October 15, 2009: "The Gas Screen: Sense, Surveillance, Sublimation through Fabien Chalon's Le Monde en marche," a public lecture by Brent Keever, Director of the Critical Studies Program at the Paris Center for Critical Studies (CIEE). Conrad A. Elvehjem Building, 800 University Avenue, Lower Level, Room L140.
Lecture abstract: Current debates in France about the relationship between aesthetics and politics note a certain liquidity, volatilization, even evaporation in the states of those elements that make us feel something in both those realms. Through an investigation of a recent multi-media installation at Paris’ Gare du Nord, Fabien Chalon’s Le Monde en marche, we may be able to address these liquid and gaseous critiques in the works of such contemporary French thinkers as Jacques Rancière, Yves Michaud and Bernard Stiegler. If the thing to be observed tends to change states, what changes in sense and the senses might come to pass? How might casting a critical eye on such developments be complicated by a call to other critical senses perhaps more adapted to sensing flow, frequency and fumes? A critical ear, of course, but what of a critical touch, a critical taste, a critical smell?

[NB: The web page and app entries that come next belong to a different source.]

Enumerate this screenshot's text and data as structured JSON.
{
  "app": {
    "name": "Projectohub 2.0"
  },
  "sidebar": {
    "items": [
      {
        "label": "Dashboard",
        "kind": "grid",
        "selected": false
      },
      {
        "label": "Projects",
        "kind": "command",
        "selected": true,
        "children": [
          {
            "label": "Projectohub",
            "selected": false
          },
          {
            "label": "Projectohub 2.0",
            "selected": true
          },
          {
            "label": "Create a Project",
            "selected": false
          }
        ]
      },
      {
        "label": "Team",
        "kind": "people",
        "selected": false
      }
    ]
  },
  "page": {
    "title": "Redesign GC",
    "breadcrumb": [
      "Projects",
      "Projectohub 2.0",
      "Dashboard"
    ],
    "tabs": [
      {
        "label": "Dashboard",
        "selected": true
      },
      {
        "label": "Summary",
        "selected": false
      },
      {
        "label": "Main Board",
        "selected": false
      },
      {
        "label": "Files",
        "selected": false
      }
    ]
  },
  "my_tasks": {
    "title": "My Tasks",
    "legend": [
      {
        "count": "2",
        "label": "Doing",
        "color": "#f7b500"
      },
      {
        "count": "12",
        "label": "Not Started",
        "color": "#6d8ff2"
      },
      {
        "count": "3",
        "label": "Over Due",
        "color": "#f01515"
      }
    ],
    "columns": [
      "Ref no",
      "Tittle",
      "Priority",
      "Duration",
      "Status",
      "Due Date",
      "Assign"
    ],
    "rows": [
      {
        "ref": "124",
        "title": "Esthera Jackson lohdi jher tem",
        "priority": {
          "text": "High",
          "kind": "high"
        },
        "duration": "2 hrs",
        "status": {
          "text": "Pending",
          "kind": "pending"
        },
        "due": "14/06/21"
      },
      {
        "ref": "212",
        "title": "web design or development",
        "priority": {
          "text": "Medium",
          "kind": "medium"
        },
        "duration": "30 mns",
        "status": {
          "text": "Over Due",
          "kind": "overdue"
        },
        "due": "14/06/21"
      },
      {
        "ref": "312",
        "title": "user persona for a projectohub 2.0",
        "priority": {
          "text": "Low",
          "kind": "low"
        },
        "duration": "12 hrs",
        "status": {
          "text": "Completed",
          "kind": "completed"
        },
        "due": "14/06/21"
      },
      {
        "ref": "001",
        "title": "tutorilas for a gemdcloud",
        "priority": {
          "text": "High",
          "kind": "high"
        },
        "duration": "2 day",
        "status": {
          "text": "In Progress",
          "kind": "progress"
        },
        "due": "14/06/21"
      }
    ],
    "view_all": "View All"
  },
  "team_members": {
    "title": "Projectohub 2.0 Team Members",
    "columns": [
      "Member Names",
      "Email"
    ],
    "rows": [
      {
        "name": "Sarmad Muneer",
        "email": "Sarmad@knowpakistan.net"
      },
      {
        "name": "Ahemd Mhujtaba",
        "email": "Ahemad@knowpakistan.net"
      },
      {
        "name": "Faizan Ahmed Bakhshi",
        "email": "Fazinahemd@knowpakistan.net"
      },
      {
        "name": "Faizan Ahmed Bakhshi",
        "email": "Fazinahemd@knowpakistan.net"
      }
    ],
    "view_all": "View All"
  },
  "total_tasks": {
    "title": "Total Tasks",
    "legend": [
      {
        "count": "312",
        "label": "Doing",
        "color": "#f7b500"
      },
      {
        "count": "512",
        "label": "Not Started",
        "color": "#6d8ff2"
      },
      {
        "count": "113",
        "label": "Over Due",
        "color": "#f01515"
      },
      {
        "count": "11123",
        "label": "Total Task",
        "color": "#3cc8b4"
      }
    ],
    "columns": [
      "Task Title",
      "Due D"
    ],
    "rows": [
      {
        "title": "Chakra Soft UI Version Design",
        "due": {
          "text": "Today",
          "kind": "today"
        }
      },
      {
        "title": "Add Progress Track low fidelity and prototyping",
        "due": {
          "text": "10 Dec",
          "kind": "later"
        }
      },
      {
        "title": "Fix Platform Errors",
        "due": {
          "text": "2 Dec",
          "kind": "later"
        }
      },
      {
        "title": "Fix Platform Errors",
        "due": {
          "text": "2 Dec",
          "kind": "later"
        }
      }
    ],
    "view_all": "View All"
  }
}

BRENT KEEVER is Director of the Critical Studies Program at the Paris Center for Critical Studies (CIEE). He received his B.A. in English and Literary Criticism from Princeton University and his Ph.D. in English and Modern Studies from the University of Wisconsin-Milwaukee. He has taught and lectured all over the U.S. and France, on such topics as satire and humor, the literary and cinematic representations of sound, mysticism, and technology, and ethics in cartoons. His research interests include the history of critical theory and criticism, film studies, musicology, modernist poetry and prose, and the pedagogical possibilities of critical theory. An avid translator and film sub-titler, he has worked with the French children’s literature group, l’école des loisirs, as well as with French politicians. His forthcoming book, Care and Share, throws into question certain theories about listening and sharing.